Task brief
The answer is a number and only a number: how many lines of the data include the string "icon"?

START Dataset extract

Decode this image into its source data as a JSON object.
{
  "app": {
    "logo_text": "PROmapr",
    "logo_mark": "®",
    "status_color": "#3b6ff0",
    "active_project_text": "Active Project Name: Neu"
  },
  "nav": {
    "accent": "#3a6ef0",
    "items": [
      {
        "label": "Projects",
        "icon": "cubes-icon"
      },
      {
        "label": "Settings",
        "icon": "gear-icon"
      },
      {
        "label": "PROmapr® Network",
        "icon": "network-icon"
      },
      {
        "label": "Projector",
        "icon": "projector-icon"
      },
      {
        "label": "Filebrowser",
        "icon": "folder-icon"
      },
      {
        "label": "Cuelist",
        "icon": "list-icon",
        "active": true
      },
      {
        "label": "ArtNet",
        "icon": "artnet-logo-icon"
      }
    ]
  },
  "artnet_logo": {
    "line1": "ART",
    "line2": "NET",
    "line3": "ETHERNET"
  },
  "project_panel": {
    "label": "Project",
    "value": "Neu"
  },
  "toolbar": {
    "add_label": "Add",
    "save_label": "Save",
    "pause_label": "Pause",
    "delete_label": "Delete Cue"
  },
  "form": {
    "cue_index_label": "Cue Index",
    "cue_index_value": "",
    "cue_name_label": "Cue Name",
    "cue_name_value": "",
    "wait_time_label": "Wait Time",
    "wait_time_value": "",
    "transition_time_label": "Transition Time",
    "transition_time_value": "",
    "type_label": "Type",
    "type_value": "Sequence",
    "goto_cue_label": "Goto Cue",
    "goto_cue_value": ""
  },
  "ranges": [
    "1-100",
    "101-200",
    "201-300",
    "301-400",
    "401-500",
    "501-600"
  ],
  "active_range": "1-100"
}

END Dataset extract

Result of the task
7